Detroit Packard Plant
Frosty Wooldridge witnessed Detroit’s death from the seat of his 18-wheeler tractor trailer as he moved people out of every sector of decaying Detroit. In a 2009 article, he stated that…
“Mayor Coleman Young, perhaps the most corrupt mayor in America, outside of Richard Daley in Chicago, rode Detroit down to its knees. He set the benchmark for cronyism, incompetence and arrogance. ….
As a United Van Lines truck driver for my summer job from teaching math and science, I loaded hundreds of American families into my van for a new life in another city or state. Detroit plummeted from 1.8 million citizens to 912,000 today [October 2009]. At the same time, legal and illegal immigrants converged on the city ….
As Coleman Young’s corruption brought the city to its knees, no amount of federal dollars could save the incredible payoffs, kickbacks and illegality permeating his administration. ….
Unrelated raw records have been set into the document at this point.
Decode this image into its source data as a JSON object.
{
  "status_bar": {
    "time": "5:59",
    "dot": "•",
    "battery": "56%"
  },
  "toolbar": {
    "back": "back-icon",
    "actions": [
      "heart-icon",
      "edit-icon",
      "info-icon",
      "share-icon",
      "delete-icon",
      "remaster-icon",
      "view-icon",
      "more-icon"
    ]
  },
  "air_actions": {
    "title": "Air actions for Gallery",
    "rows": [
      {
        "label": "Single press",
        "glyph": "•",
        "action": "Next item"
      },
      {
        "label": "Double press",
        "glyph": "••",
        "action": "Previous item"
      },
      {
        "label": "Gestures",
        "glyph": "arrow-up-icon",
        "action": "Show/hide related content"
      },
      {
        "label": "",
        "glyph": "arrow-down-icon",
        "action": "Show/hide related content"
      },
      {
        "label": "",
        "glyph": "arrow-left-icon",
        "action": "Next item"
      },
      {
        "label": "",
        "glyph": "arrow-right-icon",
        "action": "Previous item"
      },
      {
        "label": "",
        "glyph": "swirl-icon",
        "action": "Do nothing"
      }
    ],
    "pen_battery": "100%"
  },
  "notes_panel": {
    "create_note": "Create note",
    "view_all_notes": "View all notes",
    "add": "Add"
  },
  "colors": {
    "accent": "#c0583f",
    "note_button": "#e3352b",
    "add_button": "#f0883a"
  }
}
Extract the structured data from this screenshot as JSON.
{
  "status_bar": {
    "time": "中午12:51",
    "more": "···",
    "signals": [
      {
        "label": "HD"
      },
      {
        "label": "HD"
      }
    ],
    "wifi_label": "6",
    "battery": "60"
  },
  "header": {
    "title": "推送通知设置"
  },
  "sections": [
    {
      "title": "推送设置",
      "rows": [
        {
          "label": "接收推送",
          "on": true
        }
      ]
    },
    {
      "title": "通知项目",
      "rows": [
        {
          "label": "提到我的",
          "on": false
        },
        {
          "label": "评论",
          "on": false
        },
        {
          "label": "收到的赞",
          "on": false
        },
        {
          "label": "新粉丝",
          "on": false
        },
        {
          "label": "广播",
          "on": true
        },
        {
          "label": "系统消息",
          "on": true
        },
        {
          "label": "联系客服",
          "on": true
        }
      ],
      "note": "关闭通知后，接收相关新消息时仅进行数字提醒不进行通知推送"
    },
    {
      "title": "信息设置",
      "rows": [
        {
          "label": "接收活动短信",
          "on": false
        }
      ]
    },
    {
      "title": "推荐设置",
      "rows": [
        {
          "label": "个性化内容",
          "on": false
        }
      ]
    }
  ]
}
High school flunk out rates reached 76 percent, according to NBC’s Brian Williams. Classrooms resemble more foreign countries than America. English? Few speak it! The city features a 50 percent illiteracy rate and growing. Unemployment hit 28.9 percent in 2009 as the auto industry vacated the city.”
TIME Magazine’s Daniel Okrent, a Detroit native, identified one of the “killers” of Detroit as white flight, the exodus of white Detroiters to the suburbs after the July 1967 riots. In his October 4, 2009 article, “The Tragedy of Detroit: How a great city fell and how it can rise again,” Okrent condemned Detroit’s first black mayor, Coleman Young, for his focus on the “politics of retribution” rather than the politics of rebuilding. He condemned the relationship between the auto industry and union leaders and Michigan’s politicians in Congress, who collectively made Detroit uncompetitive and stagnant. It’s not hard to see the disturbing parallels between this failed city and our failing nation.
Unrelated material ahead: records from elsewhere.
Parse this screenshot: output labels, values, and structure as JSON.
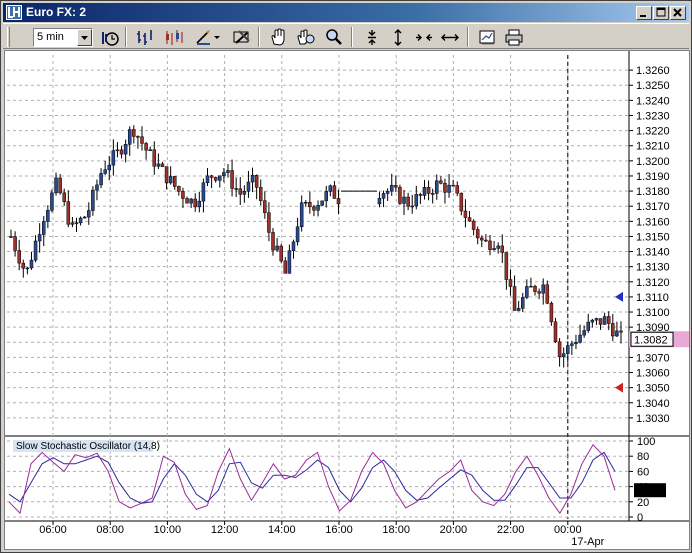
{
  "window": {
    "title": "Euro FX: 2"
  },
  "toolbar": {
    "interval": "5 min",
    "icons": [
      "bar-type-icon",
      "bar-chart-icon",
      "candlestick-icon",
      "draw-tool-icon",
      "properties-icon",
      "hand-icon",
      "zoom-hand-icon",
      "magnifier-icon",
      "compress-vertical-icon",
      "expand-vertical-icon",
      "compress-horizontal-icon",
      "expand-horizontal-icon",
      "data-box-icon",
      "print-icon"
    ]
  },
  "colors": {
    "bull_candle": "#2a4a90",
    "bear_candle": "#a0302a",
    "stoch_k": "#9a2a9a",
    "stoch_d": "#2a2aa0",
    "last_price_bg": "#e8a8d8",
    "grid": "#b0b0b0"
  },
  "chart_data": {
    "type": "candlestick",
    "ylim": [
      1.302,
      1.327
    ],
    "y_ticks": [
      "1.3260",
      "1.3250",
      "1.3240",
      "1.3230",
      "1.3220",
      "1.3210",
      "1.3200",
      "1.3190",
      "1.3180",
      "1.3170",
      "1.3160",
      "1.3150",
      "1.3140",
      "1.3130",
      "1.3120",
      "1.3110",
      "1.3100",
      "1.3090",
      "1.3080",
      "1.3070",
      "1.3060",
      "1.3050",
      "1.3040",
      "1.3030"
    ],
    "x_ticks": [
      "06:00",
      "08:00",
      "10:00",
      "12:00",
      "14:00",
      "16:00",
      "18:00",
      "20:00",
      "22:00",
      "00:00"
    ],
    "date_label": "17-Apr",
    "last_price": "1.3082",
    "close_path": [
      [
        0,
        1.315
      ],
      [
        1,
        1.3125
      ],
      [
        2,
        1.316
      ],
      [
        3,
        1.3185
      ],
      [
        4,
        1.3155
      ],
      [
        5,
        1.3165
      ],
      [
        6,
        1.3195
      ],
      [
        7,
        1.3205
      ],
      [
        8,
        1.3222
      ],
      [
        9,
        1.3205
      ],
      [
        10,
        1.3192
      ],
      [
        11,
        1.318
      ],
      [
        12,
        1.3172
      ],
      [
        13,
        1.319
      ],
      [
        14,
        1.3193
      ],
      [
        15,
        1.3178
      ],
      [
        16,
        1.3187
      ],
      [
        17,
        1.315
      ],
      [
        18,
        1.3125
      ],
      [
        19,
        1.3168
      ],
      [
        20,
        1.3172
      ],
      [
        21,
        1.318
      ],
      [
        22,
        1.317
      ],
      [
        23,
        1.318
      ],
      [
        24,
        1.318
      ],
      [
        25,
        1.318
      ],
      [
        26,
        1.3172
      ],
      [
        27,
        1.3177
      ],
      [
        28,
        1.3185
      ],
      [
        29,
        1.318
      ],
      [
        30,
        1.316
      ],
      [
        31,
        1.3145
      ],
      [
        32,
        1.3148
      ],
      [
        33,
        1.31
      ],
      [
        34,
        1.3115
      ],
      [
        35,
        1.3118
      ],
      [
        36,
        1.307
      ],
      [
        37,
        1.3082
      ],
      [
        38,
        1.3092
      ],
      [
        39,
        1.3095
      ],
      [
        40,
        1.3082
      ]
    ],
    "markers": {
      "upper_value": 1.311,
      "lower_value": 1.305
    },
    "oscillator": {
      "title": "Slow Stochastic Oscillator (14,8)",
      "ylim": [
        0,
        100
      ],
      "y_ticks": [
        "100",
        "80",
        "60",
        "40",
        "20",
        "0"
      ],
      "last_value": "35.24",
      "k_values": [
        20,
        5,
        70,
        85,
        72,
        60,
        82,
        78,
        84,
        60,
        20,
        12,
        18,
        25,
        80,
        72,
        30,
        10,
        15,
        60,
        90,
        50,
        22,
        45,
        70,
        50,
        55,
        75,
        85,
        40,
        8,
        22,
        60,
        85,
        70,
        35,
        12,
        20,
        35,
        50,
        60,
        75,
        35,
        20,
        15,
        30,
        60,
        80,
        55,
        25,
        5,
        30,
        70,
        95,
        80,
        35
      ],
      "d_values": [
        30,
        20,
        45,
        70,
        78,
        70,
        70,
        75,
        80,
        72,
        45,
        25,
        18,
        20,
        50,
        70,
        55,
        30,
        20,
        35,
        70,
        72,
        45,
        38,
        55,
        55,
        52,
        62,
        75,
        65,
        35,
        20,
        38,
        65,
        75,
        60,
        35,
        22,
        25,
        38,
        50,
        62,
        55,
        35,
        22,
        22,
        42,
        65,
        65,
        45,
        25,
        25,
        45,
        75,
        85,
        60
      ]
    }
  }
}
Detroit Mayor Coleman Young
Dr. Mark Hendrickson, another Detroit native, told of politicians who
“…believed that they could create a ‘fairer’ city by raising taxes on businesses and productive individuals and redistributing wealth to favored political constituencies, particularly the public sector unions. In doing so, they killed the goose that laid the golden egg.
The more aggressive the policies to take the wealth of the productive … the more people and businesses left the city to avoid the city government’s predations.”
Hendrickson also made this astute observation:
“This is the social and political pathology that Ayn Rand portrayed so vividly in Atlas Shrugged. One of her novel’s central themes was that when a society, instead of respecting (and perhaps even being grateful for) those who produce the wealth that sustains and enriches our lives, treats society’s economic benefactors as enemies to be plundered, a society embarks on a destructive path that, if unchecked, leads to doom. ….
Just as individuals sometimes resolve to change their ways so that someone who has departed has not died in vain, the demise of Detroit may not be in vain if we learn its grim lesson and reform city, state, and the federal government from their destructive predatory policies. Atlas has shrugged in Detroit.”